After graduating from college in 2007, I moved to Maryland and learned about Kennedy Krieger’s special education program and knew instantly that I wanted to work there. Kennedy Krieger schools are geared towards preparing students to transition back into their communities and lead successful lives after graduation. I have been working at Kennedy Krieger High School (KKHS) for three years and my students never cease to amaze me. Today, I want to tell you about one of those students whom I’ve known from the start and has impressed me in ways I couldn’t have imagined when I first met him.
I was lucky enough to meet DeVante—a shy, reserved student with an autism spectrum disorder—during my first year here at Kennedy Krieger. When I first started at KKHS I was a teacher’s assistant in an Academy II classroom. During my first week, DeVante visited our classroom and asked to speak with the new staff member, Ms. Bates. He approached me with his head down and in a soft voice, he asked me to sign his “autograph book”. Timidly, DeVante explained that signing the book authorized him to share drawings with that person throughout the school year. As a teaching assistant, I was eager to get to know not only the students in my classroom, but all of the students at KKHS, so of course I said yes! This marked the beginning of learning exactly who DeVante is and who he wants to be.
DeVante enjoyed interacting with his peers, but we saw that he started breaking out of his shell and was gaining more confidence through his unique way of sending drawings to teachers. I was immediately impressed by his willingness to try something unconventional and his determination to improve. Through his drawings, I also noticed DeVante’s methodical nature, which helped him to follow through with every task.
A couple months later, I was promoted to a teacher position in the high school’s retail industry classroom/student-run business, which gave me the opportunity to work more closely with DeVante.
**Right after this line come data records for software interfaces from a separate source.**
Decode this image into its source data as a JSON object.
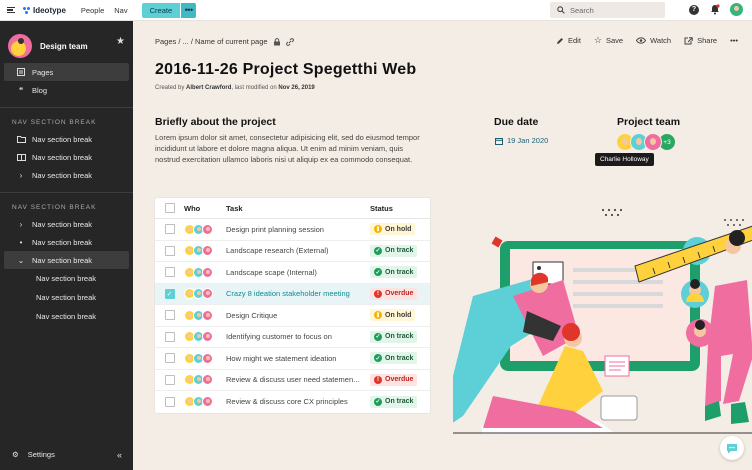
{
  "topbar": {
    "brand": "Ideotype",
    "nav": [
      "People",
      "Nav"
    ],
    "create_label": "Create",
    "more_label": "•••",
    "search_placeholder": "Search",
    "help_label": "?"
  },
  "sidebar": {
    "space_name": "Design team",
    "items": [
      {
        "label": "Pages",
        "icon": "pages-icon"
      },
      {
        "label": "Blog",
        "icon": "quote-icon"
      }
    ],
    "section1": {
      "label": "NAV SECTION BREAK",
      "items": [
        {
          "label": "Nav section break",
          "icon": "folder-icon"
        },
        {
          "label": "Nav section break",
          "icon": "book-icon"
        },
        {
          "label": "Nav section break",
          "icon": "chevron-right-icon"
        }
      ]
    },
    "section2": {
      "label": "NAV SECTION BREAK",
      "items": [
        {
          "label": "Nav section break",
          "icon": "chevron-right-icon"
        },
        {
          "label": "Nav section break",
          "icon": "bullet-icon"
        },
        {
          "label": "Nav section break",
          "icon": "chevron-down-icon"
        }
      ],
      "subitems": [
        "Nav section break",
        "Nav section break",
        "Nav section break"
      ]
    },
    "settings_label": "Settings",
    "collapse_label": "«"
  },
  "page": {
    "breadcrumb": "Pages / ... / Name of current page",
    "actions": {
      "edit": "Edit",
      "save": "Save",
      "watch": "Watch",
      "share": "Share",
      "more": "•••"
    },
    "title": "2016-11-26 Project Spegetthi Web",
    "byline_prefix": "Created by ",
    "author": "Albert Crawford",
    "byline_middle": ", last modified on ",
    "modified": "Nov 26, 2019",
    "about_heading": "Briefly about the project",
    "about_text": "Lorem ipsum dolor sit amet, consectetur adipisicing elit, sed do eiusmod tempor incididunt ut labore et dolore magna aliqua. Ut enim ad minim veniam, quis nostrud exercitation ullamco laboris nisi ut aliquip ex ea commodo consequat.",
    "due_heading": "Due date",
    "due_date": "19 Jan 2020",
    "team_heading": "Project team",
    "team_more": "+3",
    "tooltip": "Charlie Holloway"
  },
  "table": {
    "headers": {
      "who": "Who",
      "task": "Task",
      "status": "Status"
    },
    "rows": [
      {
        "task": "Design print planning session",
        "status": "On hold",
        "kind": "hold",
        "checked": false
      },
      {
        "task": "Landscape research (External)",
        "status": "On track",
        "kind": "track",
        "checked": false
      },
      {
        "task": "Landscape scape (Internal)",
        "status": "On track",
        "kind": "track",
        "checked": false
      },
      {
        "task": "Crazy 8 ideation stakeholder meeting",
        "status": "Overdue",
        "kind": "over",
        "checked": true
      },
      {
        "task": "Design Critique",
        "status": "On hold",
        "kind": "hold",
        "checked": false
      },
      {
        "task": "Identifying customer to focus on",
        "status": "On track",
        "kind": "track",
        "checked": false
      },
      {
        "task": "How might we statement ideation",
        "status": "On track",
        "kind": "track",
        "checked": false
      },
      {
        "task": "Review & discuss user need statemen...",
        "status": "Overdue",
        "kind": "over",
        "checked": false
      },
      {
        "task": "Review & discuss core CX principles",
        "status": "On track",
        "kind": "track",
        "checked": false
      }
    ]
  },
  "colors": {
    "accent": "#5ccfd7",
    "sidebar": "#262626",
    "canvas": "#f4ede6",
    "on_track": "#1e9e58",
    "on_hold": "#f5b400",
    "overdue": "#e0352b"
  }
}
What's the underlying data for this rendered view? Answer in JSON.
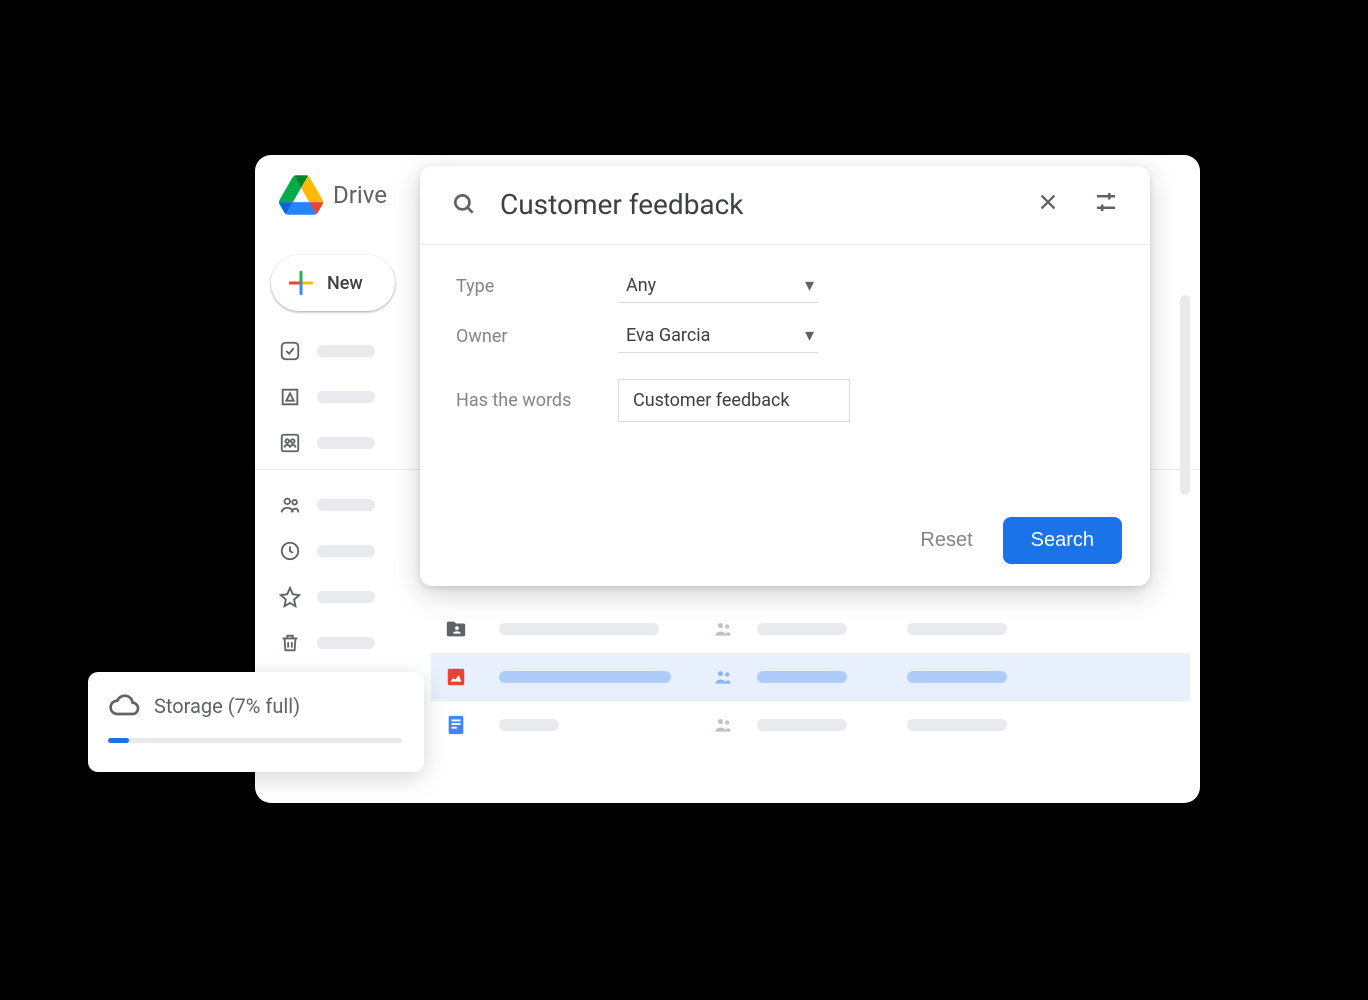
{
  "app": {
    "title": "Drive"
  },
  "new_button": {
    "label": "New"
  },
  "search": {
    "query": "Customer feedback",
    "filters": {
      "type_label": "Type",
      "type_value": "Any",
      "owner_label": "Owner",
      "owner_value": "Eva Garcia",
      "words_label": "Has the words",
      "words_value": "Customer feedback"
    },
    "reset_label": "Reset",
    "search_label": "Search"
  },
  "storage": {
    "label": "Storage (7% full)",
    "percent": 7
  }
}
In the retail track, our students learn hands-on what it’s like working in customer service for a variety of businesses including a bank, a small school store, and a clothing boutique. As DeVante began working in each of the businesses, I really started to see him strengthen and discover his many abilities. He immediately transferred the communication skills he learned from drawing pictures for employees to his work in the store and his interactions with his co-workers.
DeVante has come a long way in few short years. As a sophomore, DeVante chose to work as an inventory clerk in the stores and assisted with data entry tasks in the bank. By performing these types of job tasks, he was able to keep to himself and have few interactions with his co-workers and customers. Over time, I noticed that DeVante would naturally step in to help customers if they had a question and if he saw his co-workers struggling. Now, DeVante is our cashier and student manager. As a student manager, DeVante oversees all three businesses and the students working in them. When there is a problem or question, DeVante is the first to respond. He also helps with the promotion of our virtual store, a website from which employees can buy things from our clothing boutique.
I often think of DeVante as our student leader. Throughout his time as student manager, DeVante has been known to diffuse multiple situations. One particular day, there was a student who was very nervous and upset about being cashier in the school store for the first time. DeVante immediately stepped in and launched into a calming speech. DeVante explained, “I used to get upset every time I had to do something new as well, but look at me now. Now I can change positions whenever I am needed, and soon you will be able to do that too. How about I switch with you?” I was in awe of how he knew exactly what to say and seamlessly took over the job until the student was ready to try again. Students always respond well to DeVante, so much so that students are now asking DeVante for his autograph.
DeVante is opening up in ways we never expected. His first year at Kennedy Krieger, he would never attend something like the school talent show. Three years later, DeVante didn’t just attend—he performed. Dancing has become another way for DeVante to express himself, just like his drawings did. He also shares his passion with others on YouTube.
Still, my most proud moment came when DeVante asked if he could meet with me and his other teachers to discuss his plans after graduation. Like many of our students, I guessed that he might want to talk about the transition and explain his fears. DeVante came to this meeting with notes and questions so that he could make a detailed plan for after graduation. We work on this with all of our students before graduation, but I had never seen a student take the initiative and begin to map out a plan on their own. This is why I know DeVante has a bright future ahead of him.
Part of being a teacher is to help the students who you’ve come to know well to graduate and move on. Each year you send one group off, hoping you have given them the tools to succeed in the working world. And then you welcome a new group to share your knowledge with. It is the greatest gift and the greatest sadness to watch our students move on each year.
In June, DeVante will graduate from Kennedy Krieger High School and enter the working world. While I am so happy and excited for him, I’m also sad to see him go, because I know he will be truly be missed. Watching DeVante grow into the person he is today has truly inspired me and continues to motivate me in my job every day.
Katie Bates is a special education teacher at Kennedy Krieger High School in the Retail & Consumer Services Industry, one of the school’s five career clusters.